America has a firearms problem — in particular, the problem that firearms are so easily obtained.
Every year, there about 57,000 incidents of firearms violence in the country and around 13,000 Americans die. That’s roughly equal to the following:
From 2005 to 2015, 71 Americans were killed by terrorism — but 301,797 people were killed by gun violence, and in 2015 alone, two people under the age of 18 died from gun violence every day.
None of this is to devalue those terrorist attacks; they were horrifying incidents that should never have happened. This is about perspective, something I don’t think people have when you talk about firearms. The entitlement factor kicks in and suddenly it’s “all about me.”
So far, 2016 sits at roughly 8,000 deaths from gun violence, with about 1,800 Americans between the ages of 11 to 17 among them. And that number increased by one on Tuesday when 17-year-old Diego Rodriguez of South Texas, a teen with bone cancer, was shot and killed.
To make this even more tragic, Rodriguez was just days away from seeing his Make-A-Wish Dream come true when he was gunned down. He was apparently trying to take a firearm away from a 15-year-old when the firearm discharged and killed Diego.
Diego’ s dream was to see his grandfather’s vehicle, a 1993 Chevrolet S10 pickup truck, restored. His mother promised that if he survived to see his 16th birthday, then they would pay to have it restored.
Jason Pena, a co-owner of San Antonio’s BlackJack Speed Shop, which was overseeing the restoration, said:
I was excited to bring some joy to a young man who was down for the better part of his earlier years. I am just saddened and disappointed that he is not going to be able to physically see the final product and end result of his wish.
He added that he was initially reluctant to do the restoration, except Diego’s mother’s pleas convinced him otherwise.

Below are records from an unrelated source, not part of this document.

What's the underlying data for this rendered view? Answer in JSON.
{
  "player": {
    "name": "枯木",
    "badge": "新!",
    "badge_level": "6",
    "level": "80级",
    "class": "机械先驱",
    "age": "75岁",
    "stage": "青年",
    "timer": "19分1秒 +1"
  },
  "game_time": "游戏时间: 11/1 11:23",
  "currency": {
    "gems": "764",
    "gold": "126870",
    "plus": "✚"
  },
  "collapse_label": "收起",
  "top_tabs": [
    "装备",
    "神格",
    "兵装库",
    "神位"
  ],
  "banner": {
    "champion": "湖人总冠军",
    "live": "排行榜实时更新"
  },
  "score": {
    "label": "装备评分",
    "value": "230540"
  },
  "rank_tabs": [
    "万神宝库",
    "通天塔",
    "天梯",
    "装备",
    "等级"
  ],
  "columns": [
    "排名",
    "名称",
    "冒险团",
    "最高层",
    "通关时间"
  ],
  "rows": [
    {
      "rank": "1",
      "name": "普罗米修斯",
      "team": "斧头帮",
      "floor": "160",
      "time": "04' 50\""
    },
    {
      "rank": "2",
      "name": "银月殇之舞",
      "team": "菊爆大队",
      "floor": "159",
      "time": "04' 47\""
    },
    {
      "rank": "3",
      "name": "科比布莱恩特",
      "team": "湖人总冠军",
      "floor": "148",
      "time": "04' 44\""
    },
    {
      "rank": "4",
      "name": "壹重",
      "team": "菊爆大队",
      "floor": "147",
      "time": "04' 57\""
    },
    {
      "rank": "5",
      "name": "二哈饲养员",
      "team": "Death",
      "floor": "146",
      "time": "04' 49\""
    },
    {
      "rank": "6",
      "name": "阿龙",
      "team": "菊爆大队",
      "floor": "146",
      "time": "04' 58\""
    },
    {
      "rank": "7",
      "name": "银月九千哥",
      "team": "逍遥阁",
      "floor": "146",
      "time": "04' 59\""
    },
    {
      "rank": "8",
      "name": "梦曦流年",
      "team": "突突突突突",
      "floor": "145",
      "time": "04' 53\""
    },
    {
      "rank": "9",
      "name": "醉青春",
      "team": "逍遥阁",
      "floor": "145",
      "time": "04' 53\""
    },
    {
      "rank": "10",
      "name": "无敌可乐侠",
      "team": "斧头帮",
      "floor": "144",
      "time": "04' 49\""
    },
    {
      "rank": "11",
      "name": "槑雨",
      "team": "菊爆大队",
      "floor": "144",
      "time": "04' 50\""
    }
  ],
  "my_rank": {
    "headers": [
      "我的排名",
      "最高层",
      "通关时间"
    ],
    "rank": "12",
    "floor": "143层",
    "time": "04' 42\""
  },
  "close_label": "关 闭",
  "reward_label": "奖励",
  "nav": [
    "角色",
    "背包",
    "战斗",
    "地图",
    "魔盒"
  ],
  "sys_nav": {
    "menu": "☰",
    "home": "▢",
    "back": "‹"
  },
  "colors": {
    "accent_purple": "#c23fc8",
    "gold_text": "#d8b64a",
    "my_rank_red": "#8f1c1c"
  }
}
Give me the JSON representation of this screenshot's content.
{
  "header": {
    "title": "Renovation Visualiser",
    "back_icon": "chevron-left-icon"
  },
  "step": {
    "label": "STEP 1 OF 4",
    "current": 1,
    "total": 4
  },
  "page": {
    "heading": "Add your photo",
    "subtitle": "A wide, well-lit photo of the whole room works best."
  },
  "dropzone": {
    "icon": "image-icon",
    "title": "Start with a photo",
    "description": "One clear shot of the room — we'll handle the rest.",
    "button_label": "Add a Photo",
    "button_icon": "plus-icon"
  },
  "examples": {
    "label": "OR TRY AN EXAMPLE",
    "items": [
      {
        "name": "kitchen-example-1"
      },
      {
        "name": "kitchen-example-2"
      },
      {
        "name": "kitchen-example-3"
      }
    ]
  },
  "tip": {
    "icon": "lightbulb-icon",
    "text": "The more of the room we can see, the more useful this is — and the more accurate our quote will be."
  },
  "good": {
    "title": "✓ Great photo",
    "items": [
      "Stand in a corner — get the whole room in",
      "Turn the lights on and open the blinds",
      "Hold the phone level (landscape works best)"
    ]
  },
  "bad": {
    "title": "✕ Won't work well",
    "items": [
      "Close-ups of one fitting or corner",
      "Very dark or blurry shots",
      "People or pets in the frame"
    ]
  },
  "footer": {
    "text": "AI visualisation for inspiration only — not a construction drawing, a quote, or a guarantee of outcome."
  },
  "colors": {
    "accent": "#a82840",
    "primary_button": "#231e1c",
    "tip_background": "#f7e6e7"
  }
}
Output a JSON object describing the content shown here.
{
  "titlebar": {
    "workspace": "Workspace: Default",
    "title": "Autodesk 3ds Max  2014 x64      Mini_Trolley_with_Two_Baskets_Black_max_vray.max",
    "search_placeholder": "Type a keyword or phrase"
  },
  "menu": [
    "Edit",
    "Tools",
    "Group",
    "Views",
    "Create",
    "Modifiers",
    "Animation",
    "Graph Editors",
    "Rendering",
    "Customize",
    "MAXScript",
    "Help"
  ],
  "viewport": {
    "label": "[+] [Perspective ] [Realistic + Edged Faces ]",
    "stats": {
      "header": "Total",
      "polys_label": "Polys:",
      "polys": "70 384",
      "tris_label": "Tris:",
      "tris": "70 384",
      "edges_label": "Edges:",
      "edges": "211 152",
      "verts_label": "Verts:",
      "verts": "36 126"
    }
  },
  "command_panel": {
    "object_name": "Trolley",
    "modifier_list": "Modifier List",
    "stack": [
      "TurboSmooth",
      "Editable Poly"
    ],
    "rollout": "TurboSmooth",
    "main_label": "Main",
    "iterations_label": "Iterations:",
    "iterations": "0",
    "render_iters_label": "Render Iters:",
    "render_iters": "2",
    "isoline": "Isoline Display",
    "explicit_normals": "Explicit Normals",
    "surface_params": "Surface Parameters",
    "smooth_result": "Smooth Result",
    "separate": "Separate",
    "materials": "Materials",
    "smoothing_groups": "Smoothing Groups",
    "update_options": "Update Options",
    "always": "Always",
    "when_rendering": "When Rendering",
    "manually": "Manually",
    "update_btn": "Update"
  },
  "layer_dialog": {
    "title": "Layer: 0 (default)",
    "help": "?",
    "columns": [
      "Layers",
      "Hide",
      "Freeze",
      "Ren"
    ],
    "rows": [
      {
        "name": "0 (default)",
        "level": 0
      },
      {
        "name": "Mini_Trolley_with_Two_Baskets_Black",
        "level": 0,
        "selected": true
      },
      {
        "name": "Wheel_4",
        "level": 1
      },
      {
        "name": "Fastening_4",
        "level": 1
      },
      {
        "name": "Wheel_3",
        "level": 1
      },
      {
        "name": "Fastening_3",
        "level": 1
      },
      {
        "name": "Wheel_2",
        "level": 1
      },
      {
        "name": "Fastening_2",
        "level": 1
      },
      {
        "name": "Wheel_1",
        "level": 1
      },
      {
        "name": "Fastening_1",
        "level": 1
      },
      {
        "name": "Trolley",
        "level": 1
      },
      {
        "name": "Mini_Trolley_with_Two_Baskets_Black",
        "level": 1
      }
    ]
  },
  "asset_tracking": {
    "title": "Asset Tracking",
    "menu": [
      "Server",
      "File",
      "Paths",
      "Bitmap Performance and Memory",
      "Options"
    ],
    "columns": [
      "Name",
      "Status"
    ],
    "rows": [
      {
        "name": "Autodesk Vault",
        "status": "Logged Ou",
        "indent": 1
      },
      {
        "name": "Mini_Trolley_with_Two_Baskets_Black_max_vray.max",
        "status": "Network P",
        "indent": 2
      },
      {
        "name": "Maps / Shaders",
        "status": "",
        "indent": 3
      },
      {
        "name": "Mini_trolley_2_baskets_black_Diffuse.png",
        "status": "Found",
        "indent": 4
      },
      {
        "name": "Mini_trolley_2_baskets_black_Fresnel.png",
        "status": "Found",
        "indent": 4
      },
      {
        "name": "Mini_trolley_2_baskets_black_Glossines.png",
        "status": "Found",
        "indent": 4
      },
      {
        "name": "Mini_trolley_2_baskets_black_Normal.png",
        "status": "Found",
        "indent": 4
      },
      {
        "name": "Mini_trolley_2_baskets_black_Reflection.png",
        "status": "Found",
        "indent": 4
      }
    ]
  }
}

The Make-A-Wish Foundation was also saddened to hear about the death. In a statement, the South Texas branch of the organization said:
There is nothing we can do to make up for [Diego’s] loss, but we hope that his car will be a great reminder to his mother that the realization of their dream and the community they had made a difference for him and gave him strength.
The truck, which was expected to be revealed to Rodriguez on Saturday, will now be part of the funeral procession. Because this how we do things in America.
This is another needless gun death, and all because the “Land of the Free” and the “Home of the Brave” is so laughably pusillanimous and gutless it can’t stand to look itself in the mirror and say “I have a problem.” So it instead demands that we pay attention to terrorists overseas, or immigrants coming into the country.
It’s easier when you don’t have to pay attention to the real problems with your country, isn’t it?
Feature image via screen shot
Thamiel is a teacher and a learner; he’s a patron of the arts and sciences, and a supporter for universal human rights — as well as another quiet afternoon with the latest find at the local library.